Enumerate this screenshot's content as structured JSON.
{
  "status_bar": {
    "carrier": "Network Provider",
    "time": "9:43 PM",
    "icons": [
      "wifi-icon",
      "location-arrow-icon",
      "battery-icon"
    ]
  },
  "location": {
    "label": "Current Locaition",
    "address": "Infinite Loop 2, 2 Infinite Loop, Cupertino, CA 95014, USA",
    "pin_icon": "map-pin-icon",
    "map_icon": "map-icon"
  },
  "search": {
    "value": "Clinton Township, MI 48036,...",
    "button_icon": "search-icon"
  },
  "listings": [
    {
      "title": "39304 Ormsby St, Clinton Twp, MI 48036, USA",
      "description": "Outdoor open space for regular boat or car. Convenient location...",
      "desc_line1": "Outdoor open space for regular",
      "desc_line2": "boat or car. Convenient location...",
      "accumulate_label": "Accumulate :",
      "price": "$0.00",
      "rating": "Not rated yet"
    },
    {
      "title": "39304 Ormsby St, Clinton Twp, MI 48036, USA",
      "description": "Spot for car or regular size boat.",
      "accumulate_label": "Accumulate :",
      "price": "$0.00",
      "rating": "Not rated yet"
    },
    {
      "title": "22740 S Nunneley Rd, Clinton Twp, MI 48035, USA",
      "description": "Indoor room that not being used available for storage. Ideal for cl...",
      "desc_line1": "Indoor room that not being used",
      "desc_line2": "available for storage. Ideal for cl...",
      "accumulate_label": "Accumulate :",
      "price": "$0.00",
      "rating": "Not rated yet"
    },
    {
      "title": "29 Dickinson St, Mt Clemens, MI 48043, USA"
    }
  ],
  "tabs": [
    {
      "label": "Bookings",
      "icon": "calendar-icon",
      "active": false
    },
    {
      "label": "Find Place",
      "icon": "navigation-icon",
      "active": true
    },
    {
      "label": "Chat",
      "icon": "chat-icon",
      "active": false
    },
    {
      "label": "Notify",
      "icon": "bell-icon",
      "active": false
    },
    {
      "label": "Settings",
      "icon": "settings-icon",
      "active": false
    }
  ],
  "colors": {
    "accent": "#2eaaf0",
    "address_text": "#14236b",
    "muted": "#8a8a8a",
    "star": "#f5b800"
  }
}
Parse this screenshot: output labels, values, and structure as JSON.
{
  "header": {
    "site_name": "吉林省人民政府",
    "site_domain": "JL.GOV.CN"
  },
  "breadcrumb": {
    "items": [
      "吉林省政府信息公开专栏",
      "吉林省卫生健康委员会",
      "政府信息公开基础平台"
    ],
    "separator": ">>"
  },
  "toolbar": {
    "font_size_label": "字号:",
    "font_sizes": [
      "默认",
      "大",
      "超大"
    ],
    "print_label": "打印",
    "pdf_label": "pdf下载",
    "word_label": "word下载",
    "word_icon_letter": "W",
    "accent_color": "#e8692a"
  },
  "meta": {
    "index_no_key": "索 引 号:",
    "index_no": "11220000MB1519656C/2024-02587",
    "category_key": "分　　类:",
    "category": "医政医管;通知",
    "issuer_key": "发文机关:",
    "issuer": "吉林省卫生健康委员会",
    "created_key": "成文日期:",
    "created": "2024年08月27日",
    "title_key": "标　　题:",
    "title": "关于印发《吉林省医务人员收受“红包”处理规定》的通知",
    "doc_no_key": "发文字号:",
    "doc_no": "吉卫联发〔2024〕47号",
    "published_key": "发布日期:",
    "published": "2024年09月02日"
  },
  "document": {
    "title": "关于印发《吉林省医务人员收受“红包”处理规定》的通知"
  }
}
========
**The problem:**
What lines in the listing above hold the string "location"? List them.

**Final answer:**
      "location-arrow-icon",
  "location": {
      "description": "Outdoor open space for regular boat or car. Convenient location...",
      "desc_line2": "boat or car. Convenient location...",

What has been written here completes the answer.